The forum featured Theresa Yamson, the CEO of Phyto-Riker; Robert Ahomka-Lindsay, former Deputy Minister of Trade and Industry; Michael Kottoh CEO of Konfidants, Charles Addo, the Retail Banking Director at Absa Bank and Cynthia Baffour, the CEO of Cyndex Garment Manufacturers.
They discussed how local manufacturers can better understand changes to their landscape and become more competitive.
Here are five takeaways from the forum:
Local manufacturing capacity must be treated as a national security issue
Michael Kottoh believes the strength of Ghana’s local manufacturing industry should be treated as a national security concern.
This is especially so following the pandemic where there were global supply chain disruptions that left some countries without Personal Protective Equipment.
He said Ghana needed a “national security rationale for boosting manufacturing and local production”.
Michael Kottoh suggested that Ghana should make a list of products “that are fundamental to our natural survival, and a minimum percentage should be produced locally”.
This will ultimately translate into economic dividends.
Local manufacturing companies must be given room to learn from failings
Ghanaians can be too hard on local manufacturing companies and their output, Robert Ahomka-Lindsay has said.
He reminded us that China was once the laughingstock of the world.
“Today, China is the manufacturing arm of the world. In my day, people laughed at things that were manufactured in China because they were falling to pieces. But they had to go through that learning process.”
Robert Ahomka-Lindsay further stressed that there was nothing wrong with some trial and error from local manufacturers.
“This is the reality of learning,” he said.
Policy must dictate the share of imported goods in Ghana’s markets
Michael Kottoh suggested that Ghana should outline products if it was going to make the preserve of local production.
“Make a decision that we want to progressively reduce the share of imports of these products year-on-year over a period of time.”
This could be over a five to 10-year period.
“We need to focus on certain products and just zero in on them and see what we can do,” Michael Kottoh said.
Local industries need better human resources
Cynthia Baffour noted that human resources must keep up with our ambitions to expand the local manufacturing industry.
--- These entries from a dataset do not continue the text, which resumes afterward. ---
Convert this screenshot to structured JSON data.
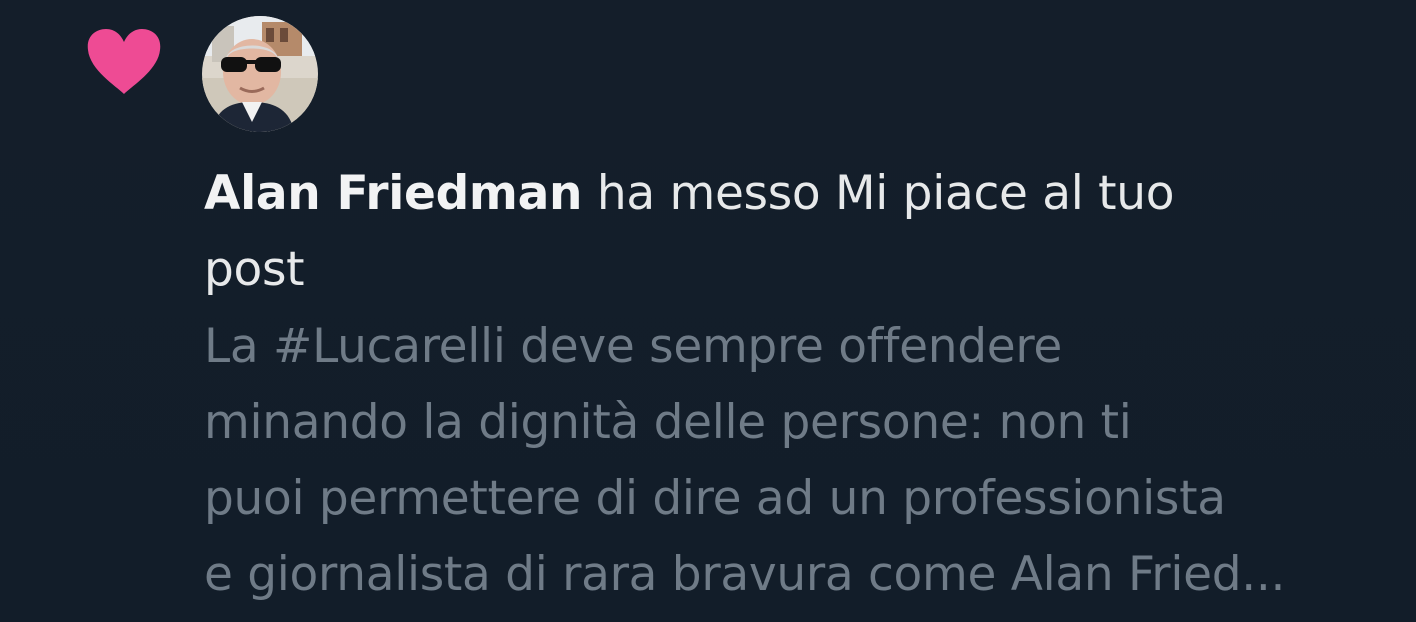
{
  "notification": {
    "actor_name": "Alan Friedman",
    "action_line1": " ha messo Mi piace al tuo",
    "action_line2": "post",
    "post_preview_lines": [
      "La #Lucarelli deve sempre offendere",
      "minando la dignità delle persone: non ti",
      "puoi permettere di dire ad un professionista",
      "e giornalista di rara bravura come Alan Fried..."
    ]
  },
  "icons": {
    "like": "heart-icon",
    "avatar": "avatar"
  },
  "colors": {
    "background": "#15202b",
    "heart": "#f91880",
    "primary_text": "#e7e9ea",
    "secondary_text": "#71767b"
  }
}
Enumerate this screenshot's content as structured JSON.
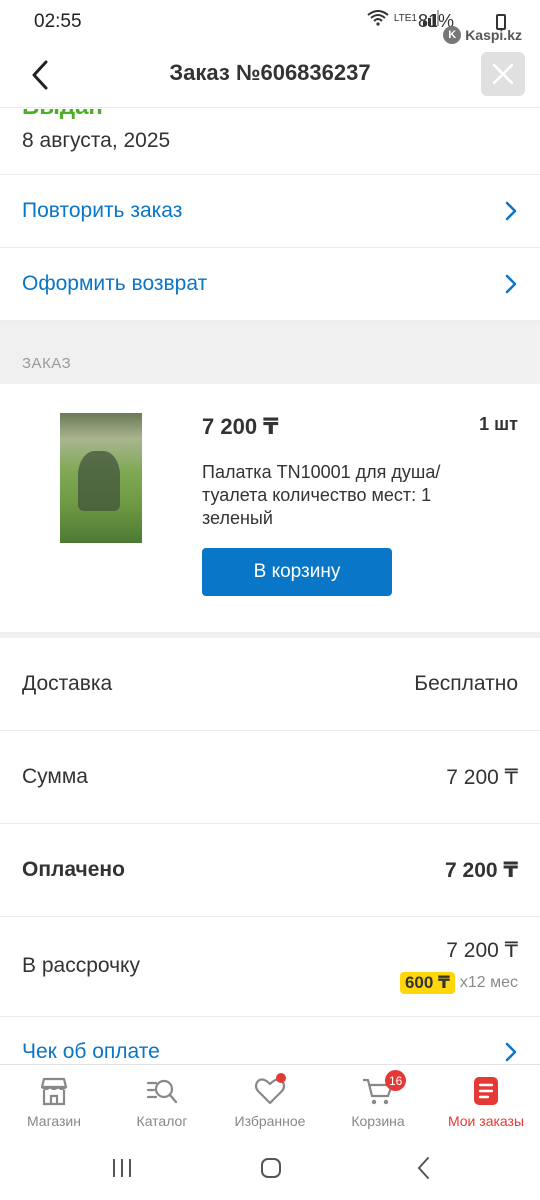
{
  "status_bar": {
    "time": "02:55",
    "battery": "81%",
    "network": "LTE1",
    "brand": "Kaspi.kz"
  },
  "header": {
    "title": "Заказ №606836237"
  },
  "order_status": {
    "status": "Выдан",
    "date": "8 августа, 2025"
  },
  "actions": {
    "repeat_label": "Повторить заказ",
    "return_label": "Оформить возврат"
  },
  "order_section": {
    "label": "ЗАКАЗ",
    "item": {
      "price": "7 200 ₸",
      "quantity": "1 шт",
      "name": "Палатка TN10001 для душа/туалета количество мест: 1 зеленый",
      "cart_button": "В корзину"
    }
  },
  "summary": {
    "delivery_label": "Доставка",
    "delivery_value": "Бесплатно",
    "sum_label": "Сумма",
    "sum_value": "7 200 ₸",
    "paid_label": "Оплачено",
    "paid_value": "7 200 ₸",
    "installment_label": "В рассрочку",
    "installment_value": "7 200 ₸",
    "installment_monthly": "600 ₸",
    "installment_term": "х12 мес",
    "receipt_label": "Чек об оплате"
  },
  "tabs": [
    {
      "label": "Магазин",
      "icon": "shop-icon"
    },
    {
      "label": "Каталог",
      "icon": "catalog-search-icon"
    },
    {
      "label": "Избранное",
      "icon": "heart-icon"
    },
    {
      "label": "Корзина",
      "icon": "cart-icon",
      "badge": "16"
    },
    {
      "label": "Мои заказы",
      "icon": "orders-icon",
      "active": true
    }
  ],
  "colors": {
    "accent": "#0a76c7",
    "active_tab": "#e53935",
    "status_green": "#4caf28",
    "installment_badge": "#ffd60a"
  }
}
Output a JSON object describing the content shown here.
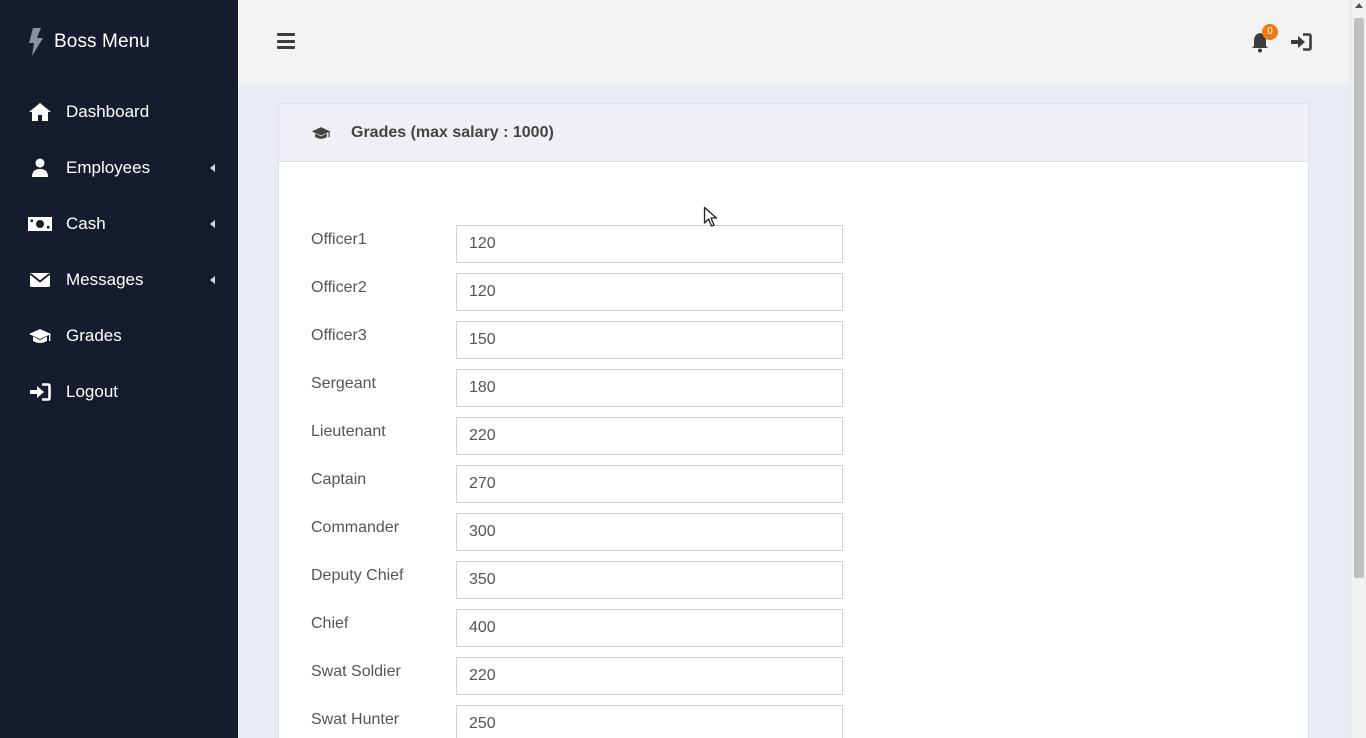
{
  "brand": {
    "title": "Boss Menu",
    "icon": "bolt-icon"
  },
  "sidebar": {
    "items": [
      {
        "label": "Dashboard",
        "icon": "home-icon",
        "has_submenu": false
      },
      {
        "label": "Employees",
        "icon": "user-icon",
        "has_submenu": true
      },
      {
        "label": "Cash",
        "icon": "money-icon",
        "has_submenu": true
      },
      {
        "label": "Messages",
        "icon": "envelope-icon",
        "has_submenu": true
      },
      {
        "label": "Grades",
        "icon": "graduation-cap-icon",
        "has_submenu": false
      },
      {
        "label": "Logout",
        "icon": "sign-in-icon",
        "has_submenu": false
      }
    ]
  },
  "topbar": {
    "notification_count": "0"
  },
  "card": {
    "title": "Grades (max salary : 1000)",
    "grades": [
      {
        "label": "Officer1",
        "value": "120"
      },
      {
        "label": "Officer2",
        "value": "120"
      },
      {
        "label": "Officer3",
        "value": "150"
      },
      {
        "label": "Sergeant",
        "value": "180"
      },
      {
        "label": "Lieutenant",
        "value": "220"
      },
      {
        "label": "Captain",
        "value": "270"
      },
      {
        "label": "Commander",
        "value": "300"
      },
      {
        "label": "Deputy Chief",
        "value": "350"
      },
      {
        "label": "Chief",
        "value": "400"
      },
      {
        "label": "Swat Soldier",
        "value": "220"
      },
      {
        "label": "Swat Hunter",
        "value": "250"
      }
    ]
  },
  "colors": {
    "sidebar_bg": "#161c2d",
    "badge": "#f07b16",
    "content_bg": "#e9ecf2"
  }
}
But currently, she said, there may not be enough workers ready for industrial production.
“When you bring such people into a factory to work, you realise that they are not skilled because we are not trained to work in the factory. We are trained to work on a domestic level, so these invariably come to affect our work.”
Ghana must have a competition policy to monitor price
Robert Ahomka-Lindsay remains skeptical of how goods are priced in Ghana.
He argued for a competition policy to check the rate at which prices of goods increase in Ghana.
“Our pricing structure is sometimes a little strange; how we roll up prices… it is just too fast,” Robert Ahomka-Lindsay remarked.
“We have a pricing structure that needs to be reviewed. Sometimes I wonder what the pricing logic is,” he added.